Toothpaste doesn’t usually arouse much excitement in people. But for Abdul “Abe” Abdulwaheed, the sight of an office full of tubes of Crest was like a fantasy come to life. Back in 2001, Abdulwaheed was a student at Tufts University Dental School of Medicine and a newly minted Schweitzer Fellow running an outreach program that provided dental health information and screening services to children and elders in Boston’s Chinatown neighborhood. He really needed that toothpaste as a giveaway for community members.
The massive donation came through the support network that had opened up to Abdulwaheed as a result of his Schweitzer Fellowship, which put him in contact with mentors like Dr. Kerry Maguire, the head of the Division of Public Health at Tufts. Prior to becoming a Fellow, Abdulwaheed had been acting as a “one-man army,” for more than a year, doing an informal outreach and education to children in afterschool programs in Chinatown, which is also home to the dental school, simply because he saw a need in the community.
“A lot of these kids had parents that worked in the restaurant industry and the manufacturing industry. Many of them were recent immigrants so they faced language and culture barriers,” said Abdulwaheed, who speaks three Chinese dialects. “They also faced access to care issues because of the long hours that their parents worked. Very often they didn’t really get the kind of attention that kids from families of higher socio-economics status get.”
As a Schweitzer Fellow, Abdulwaheed, who is originally from Hong Kong, wisely expanded his program to include dental health outreach and education to Chinatown’s senior community as well as children, knowing that elders in the Asian community are often the “gateway” to reaching everyone else. “The members of the family that are in their thirties, forties and fifties are usually at work,” he explained. “It’s the seniors that are going to gather the information and bring it back to the family.”
Abdulwaheed’s work in Chinatown wasn’t the only time he stepped up to fill an unmet need in his community. In 2007, he opened Lux Dental in Quincy, a city with large Asian and immigrant communities, with the goal of providing quality care to low-income people. He continued doing outreach to the elderly, attended community fairs, and spoke at churches to educate people about oral health and build community relationships. He also partnered with local drug treatment programs to provide care to recovering addicts badly in need of dental work.

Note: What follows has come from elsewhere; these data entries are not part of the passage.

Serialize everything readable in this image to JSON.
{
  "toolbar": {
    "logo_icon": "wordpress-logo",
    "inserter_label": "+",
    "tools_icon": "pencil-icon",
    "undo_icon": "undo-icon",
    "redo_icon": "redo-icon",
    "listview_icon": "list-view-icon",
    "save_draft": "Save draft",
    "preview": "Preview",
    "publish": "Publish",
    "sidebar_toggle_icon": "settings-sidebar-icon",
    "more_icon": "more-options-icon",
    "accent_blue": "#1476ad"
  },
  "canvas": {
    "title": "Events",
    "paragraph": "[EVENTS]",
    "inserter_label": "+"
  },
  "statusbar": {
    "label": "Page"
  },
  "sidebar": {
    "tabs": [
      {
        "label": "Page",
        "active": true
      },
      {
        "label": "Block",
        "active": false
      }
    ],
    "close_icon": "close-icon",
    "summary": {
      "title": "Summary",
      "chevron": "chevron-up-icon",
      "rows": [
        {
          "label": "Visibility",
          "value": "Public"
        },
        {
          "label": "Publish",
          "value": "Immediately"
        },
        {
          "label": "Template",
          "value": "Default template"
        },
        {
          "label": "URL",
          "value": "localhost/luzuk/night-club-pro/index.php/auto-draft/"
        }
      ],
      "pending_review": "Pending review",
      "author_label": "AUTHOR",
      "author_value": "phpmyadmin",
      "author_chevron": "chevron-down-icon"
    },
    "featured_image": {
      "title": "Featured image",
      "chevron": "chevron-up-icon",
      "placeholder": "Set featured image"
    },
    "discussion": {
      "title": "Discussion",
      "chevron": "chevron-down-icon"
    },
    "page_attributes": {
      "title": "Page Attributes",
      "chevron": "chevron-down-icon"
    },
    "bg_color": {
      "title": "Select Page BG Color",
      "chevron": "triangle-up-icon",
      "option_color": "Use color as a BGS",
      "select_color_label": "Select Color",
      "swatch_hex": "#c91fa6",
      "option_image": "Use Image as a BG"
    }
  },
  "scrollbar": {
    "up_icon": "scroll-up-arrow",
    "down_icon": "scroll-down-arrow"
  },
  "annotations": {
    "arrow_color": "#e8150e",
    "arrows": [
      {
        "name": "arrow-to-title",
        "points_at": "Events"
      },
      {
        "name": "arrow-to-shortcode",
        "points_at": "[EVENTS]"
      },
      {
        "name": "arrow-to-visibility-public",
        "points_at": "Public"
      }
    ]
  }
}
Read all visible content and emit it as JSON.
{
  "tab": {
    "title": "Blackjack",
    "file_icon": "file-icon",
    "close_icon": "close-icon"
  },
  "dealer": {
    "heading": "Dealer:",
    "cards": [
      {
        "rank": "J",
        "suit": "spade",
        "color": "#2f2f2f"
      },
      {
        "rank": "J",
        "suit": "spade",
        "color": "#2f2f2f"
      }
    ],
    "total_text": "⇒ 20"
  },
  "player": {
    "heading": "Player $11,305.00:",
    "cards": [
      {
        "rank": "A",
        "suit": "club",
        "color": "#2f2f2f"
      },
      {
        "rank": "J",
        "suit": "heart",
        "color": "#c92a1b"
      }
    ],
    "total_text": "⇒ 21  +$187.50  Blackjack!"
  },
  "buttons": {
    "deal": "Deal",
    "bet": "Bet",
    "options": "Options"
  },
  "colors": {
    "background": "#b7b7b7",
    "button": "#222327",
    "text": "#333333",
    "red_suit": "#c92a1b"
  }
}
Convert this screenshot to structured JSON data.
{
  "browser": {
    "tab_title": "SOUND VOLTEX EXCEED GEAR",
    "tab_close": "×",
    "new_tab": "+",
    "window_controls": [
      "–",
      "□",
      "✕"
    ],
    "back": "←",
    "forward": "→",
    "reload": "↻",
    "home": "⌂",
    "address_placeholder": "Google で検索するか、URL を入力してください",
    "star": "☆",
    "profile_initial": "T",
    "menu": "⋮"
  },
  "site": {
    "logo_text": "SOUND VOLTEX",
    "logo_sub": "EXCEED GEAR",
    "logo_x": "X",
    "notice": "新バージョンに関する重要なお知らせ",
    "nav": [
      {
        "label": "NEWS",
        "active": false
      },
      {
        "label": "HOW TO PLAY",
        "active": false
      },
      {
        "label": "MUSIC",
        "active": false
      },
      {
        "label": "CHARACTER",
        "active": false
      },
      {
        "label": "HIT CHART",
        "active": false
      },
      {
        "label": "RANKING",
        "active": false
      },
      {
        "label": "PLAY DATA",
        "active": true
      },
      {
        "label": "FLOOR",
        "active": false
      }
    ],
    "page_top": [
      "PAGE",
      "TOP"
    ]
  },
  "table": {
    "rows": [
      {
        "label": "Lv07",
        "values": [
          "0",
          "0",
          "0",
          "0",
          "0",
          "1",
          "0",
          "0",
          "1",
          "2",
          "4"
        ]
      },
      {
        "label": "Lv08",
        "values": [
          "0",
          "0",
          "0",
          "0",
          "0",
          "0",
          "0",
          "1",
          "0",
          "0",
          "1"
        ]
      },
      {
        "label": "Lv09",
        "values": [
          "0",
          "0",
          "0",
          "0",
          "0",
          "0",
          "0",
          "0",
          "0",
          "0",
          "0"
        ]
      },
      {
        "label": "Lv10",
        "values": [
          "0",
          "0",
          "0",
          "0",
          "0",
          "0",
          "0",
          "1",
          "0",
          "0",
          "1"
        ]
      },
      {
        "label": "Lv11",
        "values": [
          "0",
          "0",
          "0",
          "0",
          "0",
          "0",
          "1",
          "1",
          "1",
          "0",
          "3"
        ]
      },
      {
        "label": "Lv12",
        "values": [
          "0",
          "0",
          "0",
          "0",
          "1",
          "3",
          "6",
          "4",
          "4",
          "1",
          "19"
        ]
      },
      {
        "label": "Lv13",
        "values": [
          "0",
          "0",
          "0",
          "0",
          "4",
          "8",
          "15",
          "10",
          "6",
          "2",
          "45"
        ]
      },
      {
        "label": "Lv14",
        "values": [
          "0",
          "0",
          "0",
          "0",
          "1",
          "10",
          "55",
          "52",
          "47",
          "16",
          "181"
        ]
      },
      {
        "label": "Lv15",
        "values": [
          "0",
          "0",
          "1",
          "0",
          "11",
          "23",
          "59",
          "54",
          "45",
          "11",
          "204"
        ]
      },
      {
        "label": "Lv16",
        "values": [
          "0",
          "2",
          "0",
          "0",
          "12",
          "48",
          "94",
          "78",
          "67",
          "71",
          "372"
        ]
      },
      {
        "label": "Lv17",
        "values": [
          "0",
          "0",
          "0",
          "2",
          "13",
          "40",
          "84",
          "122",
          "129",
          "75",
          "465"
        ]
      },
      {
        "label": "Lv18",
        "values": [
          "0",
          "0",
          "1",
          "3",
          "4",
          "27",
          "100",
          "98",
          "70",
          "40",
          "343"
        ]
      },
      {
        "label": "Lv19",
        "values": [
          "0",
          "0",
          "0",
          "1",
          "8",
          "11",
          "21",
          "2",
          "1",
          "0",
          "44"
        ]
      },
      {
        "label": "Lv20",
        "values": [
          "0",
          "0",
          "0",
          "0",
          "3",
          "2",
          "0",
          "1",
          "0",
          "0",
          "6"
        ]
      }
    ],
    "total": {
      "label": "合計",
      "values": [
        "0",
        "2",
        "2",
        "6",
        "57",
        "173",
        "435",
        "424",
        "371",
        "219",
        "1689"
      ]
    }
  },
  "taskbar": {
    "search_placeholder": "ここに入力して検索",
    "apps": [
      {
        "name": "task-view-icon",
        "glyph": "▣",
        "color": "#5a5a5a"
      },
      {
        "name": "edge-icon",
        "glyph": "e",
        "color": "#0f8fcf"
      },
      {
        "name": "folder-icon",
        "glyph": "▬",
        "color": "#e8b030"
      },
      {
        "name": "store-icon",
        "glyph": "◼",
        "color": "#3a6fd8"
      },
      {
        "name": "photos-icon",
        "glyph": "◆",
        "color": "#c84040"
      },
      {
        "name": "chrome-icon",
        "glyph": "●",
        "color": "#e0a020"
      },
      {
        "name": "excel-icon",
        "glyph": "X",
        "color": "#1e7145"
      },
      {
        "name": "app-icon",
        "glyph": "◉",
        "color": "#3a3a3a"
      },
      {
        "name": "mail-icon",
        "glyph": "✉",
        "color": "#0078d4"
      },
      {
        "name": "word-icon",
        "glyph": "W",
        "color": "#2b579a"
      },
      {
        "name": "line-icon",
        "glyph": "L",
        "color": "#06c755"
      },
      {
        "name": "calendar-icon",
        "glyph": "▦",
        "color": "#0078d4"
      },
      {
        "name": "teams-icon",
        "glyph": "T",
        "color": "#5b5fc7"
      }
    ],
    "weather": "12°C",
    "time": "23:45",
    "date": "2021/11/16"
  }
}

“Honestly, it was impossible for them to get a retail job or work in the service industry looking the way they did,” Abdulwaheed recalled. “And if these kids did not get jobs, and continued to be deprived of opportunities, they were going to go back to using drugs. We did world-class full mouth rehab on these kids so they could get a second chance.”
When deep cuts to MassHealth dental coverage in 2010 prevented many of his patients from getting care, Abdulwaheed once again took matters into his own hands. Though he had no political experience, he donned a suit and tie, went to the Statehouse, and lobbied for the restoration of funding. He knocked on lawmakers’ doors, sent letters and emails, and talked up the importance of oral health to whoever would listen. “I was a very annoying guy,” he recalled. His efforts to persuade lawmakers to adequately fund dental care for the poor and elderly were, unfortunately, in vain. About 60 percent of his patients lost their coverage.
But the Massachusetts Dental Society (MDS) of which Abdulwaheed had been a member since 2003, took note of his passion and asked him to join their Council on Public Affairs and their Political Action Committee. They schooled him in how to be an effective advocate. Abdulwaheed, now chair of the Council on Public Affairs and vice chair of the Political Action Committee, was part of this year’s successful effort to restore MassHealth coverage for dentures. MDS recently honored Abdulwaheed with its Volunteer Hero Award for his many years of service.
We were thrilled to have Abdulwaheed at our 2015 Schweitzer Leadership Conference, where he shared insights from his work to ensure access to healthcare for vulnerable communities and discussed how his commitment to service has shaped and enriched his career.
As it turns out, toothpaste wasn’t the only thing Abdulwaheed got out of his Schweitzer Fellowship.
“Where you end in life up really depends on a multitude of factors,” says Abdulwaheed. “It depends on your teachers, those who trained you; your parents, those you instilled values in you; the opportunities that happened around you. I was given tremendous opportunities and the Schweitzer Fellowship was one of those opportunities.”